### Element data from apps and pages
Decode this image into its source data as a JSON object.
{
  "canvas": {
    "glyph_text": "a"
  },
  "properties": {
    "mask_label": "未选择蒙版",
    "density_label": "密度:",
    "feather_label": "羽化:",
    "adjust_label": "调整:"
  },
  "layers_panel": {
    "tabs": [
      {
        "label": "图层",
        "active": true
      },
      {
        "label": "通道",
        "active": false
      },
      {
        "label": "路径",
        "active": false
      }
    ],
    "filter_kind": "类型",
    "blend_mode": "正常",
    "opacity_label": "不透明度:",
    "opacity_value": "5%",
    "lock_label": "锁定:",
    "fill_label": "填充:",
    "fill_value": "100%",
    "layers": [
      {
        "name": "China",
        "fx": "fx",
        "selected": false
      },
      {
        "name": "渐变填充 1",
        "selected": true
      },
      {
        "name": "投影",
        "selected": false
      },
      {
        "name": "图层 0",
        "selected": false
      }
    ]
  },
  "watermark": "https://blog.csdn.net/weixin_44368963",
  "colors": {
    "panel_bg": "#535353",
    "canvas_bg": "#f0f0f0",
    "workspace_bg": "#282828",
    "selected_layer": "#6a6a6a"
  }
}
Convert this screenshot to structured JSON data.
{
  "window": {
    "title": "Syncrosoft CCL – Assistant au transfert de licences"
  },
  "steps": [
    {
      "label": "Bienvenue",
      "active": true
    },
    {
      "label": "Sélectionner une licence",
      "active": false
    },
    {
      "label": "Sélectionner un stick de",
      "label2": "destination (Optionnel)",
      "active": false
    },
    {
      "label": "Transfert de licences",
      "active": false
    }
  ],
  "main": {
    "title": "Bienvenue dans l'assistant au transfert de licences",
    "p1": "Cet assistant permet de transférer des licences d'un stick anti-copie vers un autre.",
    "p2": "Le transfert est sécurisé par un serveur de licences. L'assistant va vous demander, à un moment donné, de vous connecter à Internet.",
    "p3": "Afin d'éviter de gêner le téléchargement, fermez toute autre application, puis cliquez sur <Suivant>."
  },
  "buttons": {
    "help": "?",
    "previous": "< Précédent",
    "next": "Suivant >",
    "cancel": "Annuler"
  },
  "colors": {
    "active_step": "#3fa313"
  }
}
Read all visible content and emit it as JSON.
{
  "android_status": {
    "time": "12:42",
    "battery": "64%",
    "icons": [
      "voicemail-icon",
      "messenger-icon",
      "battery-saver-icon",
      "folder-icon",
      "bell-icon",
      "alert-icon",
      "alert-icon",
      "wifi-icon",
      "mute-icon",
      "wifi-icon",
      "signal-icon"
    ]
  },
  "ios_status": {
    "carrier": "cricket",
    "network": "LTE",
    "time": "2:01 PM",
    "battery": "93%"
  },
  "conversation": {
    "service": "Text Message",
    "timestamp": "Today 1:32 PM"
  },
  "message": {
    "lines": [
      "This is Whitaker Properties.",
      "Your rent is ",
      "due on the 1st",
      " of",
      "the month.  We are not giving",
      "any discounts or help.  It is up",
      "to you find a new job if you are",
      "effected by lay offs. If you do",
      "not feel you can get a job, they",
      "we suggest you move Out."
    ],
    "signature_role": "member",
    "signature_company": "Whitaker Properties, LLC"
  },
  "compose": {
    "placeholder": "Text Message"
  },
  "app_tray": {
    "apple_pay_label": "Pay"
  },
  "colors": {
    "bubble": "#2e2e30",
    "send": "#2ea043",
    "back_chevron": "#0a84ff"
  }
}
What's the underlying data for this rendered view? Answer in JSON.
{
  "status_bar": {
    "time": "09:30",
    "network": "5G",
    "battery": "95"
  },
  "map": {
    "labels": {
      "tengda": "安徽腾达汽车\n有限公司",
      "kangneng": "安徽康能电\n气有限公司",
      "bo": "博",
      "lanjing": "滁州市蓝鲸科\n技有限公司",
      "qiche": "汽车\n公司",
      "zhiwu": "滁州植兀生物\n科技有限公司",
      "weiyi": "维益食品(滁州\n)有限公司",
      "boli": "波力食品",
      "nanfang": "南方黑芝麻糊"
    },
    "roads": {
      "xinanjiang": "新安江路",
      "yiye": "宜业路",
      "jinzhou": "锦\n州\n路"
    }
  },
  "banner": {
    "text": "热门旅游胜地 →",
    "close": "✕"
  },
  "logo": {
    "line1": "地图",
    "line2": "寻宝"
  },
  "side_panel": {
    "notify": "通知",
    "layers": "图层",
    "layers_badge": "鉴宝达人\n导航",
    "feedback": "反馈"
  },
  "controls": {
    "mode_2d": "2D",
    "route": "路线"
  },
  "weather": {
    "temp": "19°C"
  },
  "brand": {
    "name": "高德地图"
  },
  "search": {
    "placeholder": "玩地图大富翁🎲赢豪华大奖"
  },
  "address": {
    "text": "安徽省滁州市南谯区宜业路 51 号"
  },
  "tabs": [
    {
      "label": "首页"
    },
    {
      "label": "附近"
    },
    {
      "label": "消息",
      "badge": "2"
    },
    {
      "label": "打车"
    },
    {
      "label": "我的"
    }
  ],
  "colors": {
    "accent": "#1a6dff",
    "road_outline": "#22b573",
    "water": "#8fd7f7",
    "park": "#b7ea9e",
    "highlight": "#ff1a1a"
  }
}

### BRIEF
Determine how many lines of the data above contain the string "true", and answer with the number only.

### COMPLETED EXERCISE
3